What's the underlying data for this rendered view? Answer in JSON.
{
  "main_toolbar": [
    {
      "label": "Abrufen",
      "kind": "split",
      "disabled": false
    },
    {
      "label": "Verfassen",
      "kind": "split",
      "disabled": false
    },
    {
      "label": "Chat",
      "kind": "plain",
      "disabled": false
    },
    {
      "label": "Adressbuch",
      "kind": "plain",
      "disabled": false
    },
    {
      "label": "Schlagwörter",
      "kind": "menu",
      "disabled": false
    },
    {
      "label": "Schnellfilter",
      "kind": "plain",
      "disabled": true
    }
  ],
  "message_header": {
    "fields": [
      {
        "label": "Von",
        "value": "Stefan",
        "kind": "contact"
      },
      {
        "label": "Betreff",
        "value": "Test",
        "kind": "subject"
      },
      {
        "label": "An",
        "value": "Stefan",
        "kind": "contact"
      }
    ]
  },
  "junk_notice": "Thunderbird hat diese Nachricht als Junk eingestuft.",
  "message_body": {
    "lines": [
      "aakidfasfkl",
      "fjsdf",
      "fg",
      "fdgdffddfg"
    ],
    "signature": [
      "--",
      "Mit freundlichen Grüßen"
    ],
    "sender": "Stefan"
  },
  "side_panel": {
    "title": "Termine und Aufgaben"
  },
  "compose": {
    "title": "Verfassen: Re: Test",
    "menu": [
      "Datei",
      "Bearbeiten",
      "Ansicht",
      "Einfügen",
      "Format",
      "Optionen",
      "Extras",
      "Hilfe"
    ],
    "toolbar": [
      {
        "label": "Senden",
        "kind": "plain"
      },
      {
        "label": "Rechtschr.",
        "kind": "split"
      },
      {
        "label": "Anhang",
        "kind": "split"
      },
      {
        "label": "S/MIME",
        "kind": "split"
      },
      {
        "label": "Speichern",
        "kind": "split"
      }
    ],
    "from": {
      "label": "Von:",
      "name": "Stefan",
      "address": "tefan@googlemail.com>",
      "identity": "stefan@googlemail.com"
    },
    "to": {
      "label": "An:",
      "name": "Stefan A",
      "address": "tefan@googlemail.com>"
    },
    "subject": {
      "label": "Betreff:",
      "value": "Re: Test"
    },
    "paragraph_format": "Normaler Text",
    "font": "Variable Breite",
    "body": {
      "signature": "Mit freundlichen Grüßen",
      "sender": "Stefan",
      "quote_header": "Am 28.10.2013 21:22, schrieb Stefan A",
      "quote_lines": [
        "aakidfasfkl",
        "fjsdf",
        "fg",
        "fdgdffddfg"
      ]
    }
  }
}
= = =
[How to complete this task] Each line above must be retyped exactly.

[Solution for this exercise]
What's the underlying data for this rendered view? Answer in JSON.
{
  "main_toolbar": [
    {
      "label": "Abrufen",
      "kind": "split",
      "disabled": false
    },
    {
      "label": "Verfassen",
      "kind": "split",
      "disabled": false
    },
    {
      "label": "Chat",
      "kind": "plain",
      "disabled": false
    },
    {
      "label": "Adressbuch",
      "kind": "plain",
      "disabled": false
    },
    {
      "label": "Schlagwörter",
      "kind": "menu",
      "disabled": false
    },
    {
      "label": "Schnellfilter",
      "kind": "plain",
      "disabled": true
    }
  ],
  "message_header": {
    "fields": [
      {
        "label": "Von",
        "value": "Stefan",
        "kind": "contact"
      },
      {
        "label": "Betreff",
        "value": "Test",
        "kind": "subject"
      },
      {
        "label": "An",
        "value": "Stefan",
        "kind": "contact"
      }
    ]
  },
  "junk_notice": "Thunderbird hat diese Nachricht als Junk eingestuft.",
  "message_body": {
    "lines": [
      "aakidfasfkl",
      "fjsdf",
      "fg",
      "fdgdffddfg"
    ],
    "signature": [
      "--",
      "Mit freundlichen Grüßen"
    ],
    "sender": "Stefan"
  },
  "side_panel": {
    "title": "Termine und Aufgaben"
  },
  "compose": {
    "title": "Verfassen: Re: Test",
    "menu": [
      "Datei",
      "Bearbeiten",
      "Ansicht",
      "Einfügen",
      "Format",
      "Optionen",
      "Extras",
      "Hilfe"
    ],
    "toolbar": [
      {
        "label": "Senden",
        "kind": "plain"
      },
      {
        "label": "Rechtschr.",
        "kind": "split"
      },
      {
        "label": "Anhang",
        "kind": "split"
      },
      {
        "label": "S/MIME",
        "kind": "split"
      },
      {
        "label": "Speichern",
        "kind": "split"
      }
    ],
    "from": {
      "label": "Von:",
      "name": "Stefan",
      "address": "tefan@googlemail.com>",
      "identity": "stefan@googlemail.com"
    },
    "to": {
      "label": "An:",
      "name": "Stefan A",
      "address": "tefan@googlemail.com>"
    },
    "subject": {
      "label": "Betreff:",
      "value": "Re: Test"
    },
    "paragraph_format": "Normaler Text",
    "font": "Variable Breite",
    "body": {
      "signature": "Mit freundlichen Grüßen",
      "sender": "Stefan",
      "quote_header": "Am 28.10.2013 21:22, schrieb Stefan A",
      "quote_lines": [
        "aakidfasfkl",
        "fjsdf",
        "fg",
        "fdgdffddfg"
      ]
    }
  }
}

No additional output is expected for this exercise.